R1D23 Reverse Polish Hello World

I took a brief break from C# and cracked open a book I got a few months ago about the F# programming language. Functional programming is making a comeback it seems. I’ve done some work in Clojure and Lisp in the last few years. In addition I heard Javascript referred to as “Lisp in C’s Clothing” so that might count as well.

If JS is Lisp in C’s Clothing, I have no idea what clothing F# is wearing.

Rather than the traditional “Hello World” the first bits of code that we wrote was an implementation of a reverse polish notation calculator program.

Reverse Polish Notation Calculator in F#

The code for the function itself reminds me of writing grammars for ANTRL. I have no idea what “|” “|>” or “::” are doing in this context, but I can’t wait to find out.

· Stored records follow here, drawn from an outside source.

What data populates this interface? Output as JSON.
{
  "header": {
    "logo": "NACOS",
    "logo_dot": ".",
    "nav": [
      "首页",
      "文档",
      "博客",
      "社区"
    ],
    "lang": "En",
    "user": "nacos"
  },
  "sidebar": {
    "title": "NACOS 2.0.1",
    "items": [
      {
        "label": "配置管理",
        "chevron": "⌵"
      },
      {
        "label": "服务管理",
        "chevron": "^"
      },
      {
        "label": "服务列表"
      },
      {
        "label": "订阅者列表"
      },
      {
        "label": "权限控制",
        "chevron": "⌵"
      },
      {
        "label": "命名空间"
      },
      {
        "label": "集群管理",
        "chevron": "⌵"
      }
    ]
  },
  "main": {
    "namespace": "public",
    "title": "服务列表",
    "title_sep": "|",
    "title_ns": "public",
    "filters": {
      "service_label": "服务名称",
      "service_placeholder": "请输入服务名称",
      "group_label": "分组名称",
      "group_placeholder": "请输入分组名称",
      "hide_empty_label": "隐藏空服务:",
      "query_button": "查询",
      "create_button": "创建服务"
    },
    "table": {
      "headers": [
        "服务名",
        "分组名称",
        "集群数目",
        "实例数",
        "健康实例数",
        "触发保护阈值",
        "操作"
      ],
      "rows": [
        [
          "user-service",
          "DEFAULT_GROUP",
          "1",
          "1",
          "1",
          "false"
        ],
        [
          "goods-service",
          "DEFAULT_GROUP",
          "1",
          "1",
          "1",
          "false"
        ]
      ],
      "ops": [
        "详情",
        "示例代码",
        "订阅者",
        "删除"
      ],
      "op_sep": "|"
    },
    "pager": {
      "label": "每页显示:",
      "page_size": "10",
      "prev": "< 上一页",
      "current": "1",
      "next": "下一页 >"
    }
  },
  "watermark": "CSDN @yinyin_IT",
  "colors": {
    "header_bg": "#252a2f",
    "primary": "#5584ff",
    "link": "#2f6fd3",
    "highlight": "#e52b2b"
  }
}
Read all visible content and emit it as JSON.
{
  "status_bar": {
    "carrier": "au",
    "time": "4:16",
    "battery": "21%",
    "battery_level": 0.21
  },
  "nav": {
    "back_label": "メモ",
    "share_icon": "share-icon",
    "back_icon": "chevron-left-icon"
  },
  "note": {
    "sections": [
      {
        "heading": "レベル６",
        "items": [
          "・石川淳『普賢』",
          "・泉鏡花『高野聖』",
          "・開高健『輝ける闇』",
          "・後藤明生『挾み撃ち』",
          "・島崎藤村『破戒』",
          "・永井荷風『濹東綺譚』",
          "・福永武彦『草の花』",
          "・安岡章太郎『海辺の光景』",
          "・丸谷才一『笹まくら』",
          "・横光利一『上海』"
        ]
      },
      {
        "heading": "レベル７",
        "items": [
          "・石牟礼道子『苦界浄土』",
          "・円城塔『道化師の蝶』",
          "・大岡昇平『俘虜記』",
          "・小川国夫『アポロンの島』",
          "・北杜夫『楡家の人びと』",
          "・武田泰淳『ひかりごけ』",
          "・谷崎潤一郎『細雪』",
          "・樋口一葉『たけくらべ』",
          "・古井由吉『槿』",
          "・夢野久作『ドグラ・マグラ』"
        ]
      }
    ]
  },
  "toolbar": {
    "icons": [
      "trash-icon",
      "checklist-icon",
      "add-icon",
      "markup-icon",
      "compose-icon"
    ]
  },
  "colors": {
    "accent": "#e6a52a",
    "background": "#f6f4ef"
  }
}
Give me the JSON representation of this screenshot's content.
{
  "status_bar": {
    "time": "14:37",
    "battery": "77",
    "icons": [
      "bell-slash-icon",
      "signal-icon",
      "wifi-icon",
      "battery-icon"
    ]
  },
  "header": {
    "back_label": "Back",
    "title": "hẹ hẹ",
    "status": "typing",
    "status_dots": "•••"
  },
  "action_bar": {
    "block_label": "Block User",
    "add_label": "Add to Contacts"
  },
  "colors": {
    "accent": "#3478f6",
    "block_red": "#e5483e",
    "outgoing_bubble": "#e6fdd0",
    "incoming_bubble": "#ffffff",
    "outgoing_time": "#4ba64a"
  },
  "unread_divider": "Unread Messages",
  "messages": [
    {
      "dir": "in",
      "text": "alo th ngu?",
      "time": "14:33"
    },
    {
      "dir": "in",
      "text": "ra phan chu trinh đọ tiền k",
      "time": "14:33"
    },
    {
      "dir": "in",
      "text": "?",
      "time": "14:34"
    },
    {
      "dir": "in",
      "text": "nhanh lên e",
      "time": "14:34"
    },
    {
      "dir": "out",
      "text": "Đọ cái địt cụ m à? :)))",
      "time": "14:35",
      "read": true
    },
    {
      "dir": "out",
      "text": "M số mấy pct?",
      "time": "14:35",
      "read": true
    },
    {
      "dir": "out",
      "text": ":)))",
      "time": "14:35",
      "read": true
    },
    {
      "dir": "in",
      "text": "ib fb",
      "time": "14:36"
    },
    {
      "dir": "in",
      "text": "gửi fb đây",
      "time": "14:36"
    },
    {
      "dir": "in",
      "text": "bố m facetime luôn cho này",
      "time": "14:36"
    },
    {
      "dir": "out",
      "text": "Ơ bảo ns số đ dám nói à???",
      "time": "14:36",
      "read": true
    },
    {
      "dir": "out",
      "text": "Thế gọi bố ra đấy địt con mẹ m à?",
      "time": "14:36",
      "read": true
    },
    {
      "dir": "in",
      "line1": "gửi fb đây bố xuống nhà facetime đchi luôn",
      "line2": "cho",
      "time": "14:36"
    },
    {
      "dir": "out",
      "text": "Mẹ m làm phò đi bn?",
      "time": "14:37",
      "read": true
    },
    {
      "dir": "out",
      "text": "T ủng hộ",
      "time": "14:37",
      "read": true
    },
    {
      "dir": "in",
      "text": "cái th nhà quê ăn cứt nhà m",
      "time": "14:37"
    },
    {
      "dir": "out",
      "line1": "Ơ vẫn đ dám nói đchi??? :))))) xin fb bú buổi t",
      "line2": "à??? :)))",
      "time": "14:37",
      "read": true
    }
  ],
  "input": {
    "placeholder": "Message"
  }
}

I was starting to get discouraged, but then following this code example the author reassures us.

“Don’t be discouraged if the RPN calculator code doesn’t make much sense right now; that’s the point! ”

Excerpt From: Dave Fancher. “The Book of F#: Breaking Free with Managed Functional Programming.” iBooks.

I am excited that I got all of this working out of the box on my Macbook. F# comes baked into the latest version of the dotnet core SDK. You can start a new F# project with the following incantation:

dotnet new console -lang F# -n MyFirstFSharpProject

You can run it with:

dotnet run

Like any good Lisp, F# comes with a built in REPL. It seems you need to install mono in order to get this to work. I was able to do it with homebrew.

brew install mono

Then you can fire up an F# repl with


You can test it out and make sure it works with a simple example.

> let greeting = "Hello from the F# REPL!"
- greeting;;

// output should be 
val greeting : string = "Hello from the F# REPL!"
val it : string = "Hello from the F# REPL!"

I’m looking forward to learning a bit more F#. It is one of the out of the box supported languages on Azure Notebooks.

Leave a Reply